When Good Courts Go Bad: The Iowa Supreme Court Issues an Absurd Decision on Sexual Jealousy and Employment
by Joanna L. Grossman
January 8, 2013
In 2009, the Iowa Supreme Court made national news for its surprising and unanimous decision in Varnum v. Brien, in which it held that the state’s ban on same-sex marriage violated the state constitution’s guarantee of equal protection. Iowa was not the first state to legalize same-sex marriage—Massachusetts came first in 2004, followed by a handful of others in 2008—but it was the first to do so outside of the liberal confines of the Northeast.
Iowa’s high court made headlines again in 2010, when three of the justices who joined the Varnum opinion were recalled from the bench because of the decision. The three included the court’s only woman; all three vacancies were filled by men.
Now the court is back in the news—or at least, it should be—for an illogical decision that misinterprets governing civil rights statutes and reaches a preposterous result. In this ruling, in Nelson v. Knight, the court held that a male dentist did not violate a law banning sex discrimination when he fired his very competent female dental assistant because he found her to be an "irresistible attraction" whose very presence might incite him to commit sexual harassment and, perhaps ultimately, cost him his marriage.
In this column, I’ll explain why this ruling hearkens back to mistakes of the 1970s, when courts, including the U.S. Supreme Court, struggled to figure out just exactly what "sex discrimination" is. But forty years of anti-discrimination law later, we know it when we see it. And this is definitely it. The Iowa court has done women’s workplace equality a colossal injustice by allowing men’s inability to control themselves to define women’s employment rights.
A Day in the Life of Dr. Knight’s Dental Office
In 1999, dentist James Knight hired Melissa Nelson to be a dental assistant in his office.
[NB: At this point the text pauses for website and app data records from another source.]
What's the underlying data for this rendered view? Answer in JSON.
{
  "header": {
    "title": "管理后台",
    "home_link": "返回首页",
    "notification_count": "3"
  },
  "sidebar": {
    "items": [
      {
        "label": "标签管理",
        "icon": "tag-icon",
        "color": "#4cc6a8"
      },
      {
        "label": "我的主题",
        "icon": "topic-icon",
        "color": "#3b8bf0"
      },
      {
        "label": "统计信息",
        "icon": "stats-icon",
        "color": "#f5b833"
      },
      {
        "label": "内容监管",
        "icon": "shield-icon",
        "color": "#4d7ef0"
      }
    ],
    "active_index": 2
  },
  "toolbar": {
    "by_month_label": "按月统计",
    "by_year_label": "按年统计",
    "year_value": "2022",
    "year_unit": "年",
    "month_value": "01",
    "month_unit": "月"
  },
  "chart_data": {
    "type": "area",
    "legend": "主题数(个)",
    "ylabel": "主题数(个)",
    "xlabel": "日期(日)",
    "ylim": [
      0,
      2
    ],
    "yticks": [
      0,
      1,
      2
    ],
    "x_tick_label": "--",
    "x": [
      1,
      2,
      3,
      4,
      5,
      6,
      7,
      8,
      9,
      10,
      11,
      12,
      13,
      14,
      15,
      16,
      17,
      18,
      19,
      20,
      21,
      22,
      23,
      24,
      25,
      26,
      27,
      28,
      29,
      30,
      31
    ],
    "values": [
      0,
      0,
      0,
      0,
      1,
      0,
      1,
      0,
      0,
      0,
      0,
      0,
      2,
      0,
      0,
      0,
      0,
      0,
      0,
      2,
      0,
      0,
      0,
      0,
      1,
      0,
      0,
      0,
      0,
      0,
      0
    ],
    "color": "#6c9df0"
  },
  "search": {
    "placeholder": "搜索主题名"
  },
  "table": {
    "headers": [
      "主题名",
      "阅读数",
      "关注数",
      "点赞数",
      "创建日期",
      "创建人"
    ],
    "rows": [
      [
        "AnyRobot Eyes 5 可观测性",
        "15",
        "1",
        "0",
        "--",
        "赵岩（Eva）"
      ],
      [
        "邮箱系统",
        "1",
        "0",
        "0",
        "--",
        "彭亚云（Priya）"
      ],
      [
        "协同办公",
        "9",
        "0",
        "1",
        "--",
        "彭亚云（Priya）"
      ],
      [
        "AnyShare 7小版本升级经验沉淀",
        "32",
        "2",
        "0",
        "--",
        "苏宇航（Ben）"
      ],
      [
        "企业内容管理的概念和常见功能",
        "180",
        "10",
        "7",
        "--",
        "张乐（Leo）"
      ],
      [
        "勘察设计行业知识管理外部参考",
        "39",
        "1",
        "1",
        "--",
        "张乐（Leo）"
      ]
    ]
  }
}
She was 20 years old and had just received a two-year college degree. She worked in that position for over ten years and was, according to Dr. Knight, a "good assistant." She, in turn, said he was a person of "high integrity" and that he generally treated her in a respectful manner. Both Knight and Nelson were both married with children.
The tenor in the office seemed to change in the last year-and-a-half of Nelson’s employment. (The opinion does not reveal Knight’s age, but a mid-life crisis jumps out as one possible explanation.) Knight began to comment to Nelson that her clothing was "distracting," too tight, or too revealing. Nelson denied that her clothing was inappropriate, but did put on a lab coat whenever he complained. (Nelson states in a video interview with CNN, given after the verdict, that she wore t-shirts and scrubs to work.)
At some point, Knight and Nelson began texting each other about both work and personal matters. Some of these matters were innocuous—such as updates on their respective children’s activities—and others were more intimate. According to the available evidence, the in-person comments and texts of a sexual nature seemed to emanate exclusively from Dr. Knight. Knight admits that he once told Nelson if she saw his pants "bulging" then she would know she was dressed in too sexy a manner. He texted her once to complain that the shirt she wore that day was too tight. Nelson replied that she thought his complaint was unfair. His surreply? He told her it was a good thing she did not wear tight pants too, because then he would get it coming and going. Read more